But beyond the universal emotional weight they carry, these pictures are perpetual witnesses of the society they were born in and thus question us in our turn on the role we play here and now. They are never superficial nor over-indulgent; they do not advertise, they are no war photos nor propaganda tools and yet they are socially committed art pieces used to highlight a certain reality and defend causes. They do not embellish daily life, characters are often unaware to be taken in picture, with dirty and frenzied faces and yet they do feature beauty. They sometimes depict harrowing scenes and awake pain or guilt, but are frequently brightened by a sparkle of incongruity, the photographer winking back with amusement to Life. In the past, they used to focus on human welfare, values and dignity, nowadays they have been clawed back by non-theistic life-stancegroups. Hmmm.
But whatever the message underlined is, one cannot but feel a genuine and true and somewhat naive desire for honesty, “to put on the same line of sight the head, the eye and the heart”, Cartier Bresson stated. A true tenderness toward humanity.
These scenes are eternal and like the most stunning painted or sculpted artworks of the greatest masters they defy Time and remain deeply modern. This reminds me ofBrigitte Bardot, the iconic actress of the Sixties who said once:”A photograph can be an instant of life captured for eternity that will never cease looking back at you.” And sometimes the never-aging self portrait taken on a beautiful and merry and young spring day can stare back at you quite mercilessly. Or makes you smile. That depends certainly on how you evaluate the change that has taken place. These old photographs touch us or make us smile as we are seeing ourselves in the scenes.
This leads us back to the origin of the word itself: It comes from the greek roots φωτός (phōtos), meaning "light" and γραφή (graphé) meaning "representation by means of lines" or "drawing"; To take a photograph thus signifies to draw with light, which summarizes perfectly well the photographic process. But in my opinion, it invites us also to use the light that radiates from the characters themselves and even furthermore to use light to enlighten a certain reality. Light, the essence of humanist photograph?
The Humanist photograph is thus a perfect combination of three essential compounds: a direct road to our own humanity, an ingenious social witness and as a mirror, a reflection of light. So, back to our beginning: why does it touch us so deeply? well, maybe because these photographs remind us to be alive.

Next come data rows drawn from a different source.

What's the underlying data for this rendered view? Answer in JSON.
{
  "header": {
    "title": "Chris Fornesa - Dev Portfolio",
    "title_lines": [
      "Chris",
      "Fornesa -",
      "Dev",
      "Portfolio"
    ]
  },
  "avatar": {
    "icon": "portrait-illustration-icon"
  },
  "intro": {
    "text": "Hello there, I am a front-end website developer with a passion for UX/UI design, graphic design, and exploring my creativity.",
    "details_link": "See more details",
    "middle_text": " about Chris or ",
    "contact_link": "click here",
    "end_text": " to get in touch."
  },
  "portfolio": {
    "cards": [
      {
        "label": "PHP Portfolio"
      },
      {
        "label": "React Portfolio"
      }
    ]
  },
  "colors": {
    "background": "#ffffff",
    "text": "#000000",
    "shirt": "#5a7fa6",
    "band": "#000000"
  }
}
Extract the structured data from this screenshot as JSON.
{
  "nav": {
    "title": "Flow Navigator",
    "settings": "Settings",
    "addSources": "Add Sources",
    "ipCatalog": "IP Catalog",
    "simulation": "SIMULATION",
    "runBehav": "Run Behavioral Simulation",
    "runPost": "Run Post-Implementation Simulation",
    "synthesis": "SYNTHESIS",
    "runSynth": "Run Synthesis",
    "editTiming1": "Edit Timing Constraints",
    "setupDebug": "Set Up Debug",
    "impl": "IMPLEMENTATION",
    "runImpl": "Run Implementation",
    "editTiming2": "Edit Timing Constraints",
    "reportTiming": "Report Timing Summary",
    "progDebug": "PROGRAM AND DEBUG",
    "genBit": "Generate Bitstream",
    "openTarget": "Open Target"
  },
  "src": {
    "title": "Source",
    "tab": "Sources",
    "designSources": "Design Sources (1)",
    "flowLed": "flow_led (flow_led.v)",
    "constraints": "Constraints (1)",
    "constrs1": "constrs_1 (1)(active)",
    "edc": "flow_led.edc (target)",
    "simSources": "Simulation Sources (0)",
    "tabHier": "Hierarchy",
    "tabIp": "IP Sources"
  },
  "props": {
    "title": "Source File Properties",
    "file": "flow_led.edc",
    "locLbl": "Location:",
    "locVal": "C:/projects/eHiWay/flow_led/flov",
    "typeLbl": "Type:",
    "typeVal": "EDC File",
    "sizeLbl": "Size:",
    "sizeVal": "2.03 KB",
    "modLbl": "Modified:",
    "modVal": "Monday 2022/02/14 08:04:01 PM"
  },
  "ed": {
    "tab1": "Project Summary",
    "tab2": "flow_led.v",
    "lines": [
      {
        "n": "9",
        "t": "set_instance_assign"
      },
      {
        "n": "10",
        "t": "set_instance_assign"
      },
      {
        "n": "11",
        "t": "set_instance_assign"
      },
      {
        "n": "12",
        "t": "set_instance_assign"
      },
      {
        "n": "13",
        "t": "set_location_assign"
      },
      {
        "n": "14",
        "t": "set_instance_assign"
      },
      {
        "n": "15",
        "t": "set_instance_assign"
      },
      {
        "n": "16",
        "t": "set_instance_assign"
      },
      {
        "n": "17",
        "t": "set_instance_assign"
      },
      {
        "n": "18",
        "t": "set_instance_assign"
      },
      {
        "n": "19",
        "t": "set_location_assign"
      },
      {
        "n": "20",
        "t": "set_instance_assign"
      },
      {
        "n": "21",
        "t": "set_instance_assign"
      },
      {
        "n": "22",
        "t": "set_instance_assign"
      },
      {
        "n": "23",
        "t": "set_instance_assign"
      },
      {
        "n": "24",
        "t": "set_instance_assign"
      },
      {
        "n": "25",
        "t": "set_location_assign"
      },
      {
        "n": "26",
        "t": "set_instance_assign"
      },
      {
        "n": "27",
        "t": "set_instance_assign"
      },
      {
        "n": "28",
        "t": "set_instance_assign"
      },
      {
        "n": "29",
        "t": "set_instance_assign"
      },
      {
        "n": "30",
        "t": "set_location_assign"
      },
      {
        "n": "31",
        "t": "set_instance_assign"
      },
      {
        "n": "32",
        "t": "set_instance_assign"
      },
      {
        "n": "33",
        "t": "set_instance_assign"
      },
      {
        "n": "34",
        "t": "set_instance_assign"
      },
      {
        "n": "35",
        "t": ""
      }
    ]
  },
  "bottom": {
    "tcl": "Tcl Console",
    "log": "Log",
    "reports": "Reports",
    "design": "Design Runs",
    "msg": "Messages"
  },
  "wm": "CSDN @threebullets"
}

Now to conclude I can’t help myself but to add a last word from President Lincoln, especially dedicated to those of you who are ready to join me in the ever-suffering self-picture impaired citizens' world assembly:
“There are no bad pictures; ... that's just how your face looks sometimes.”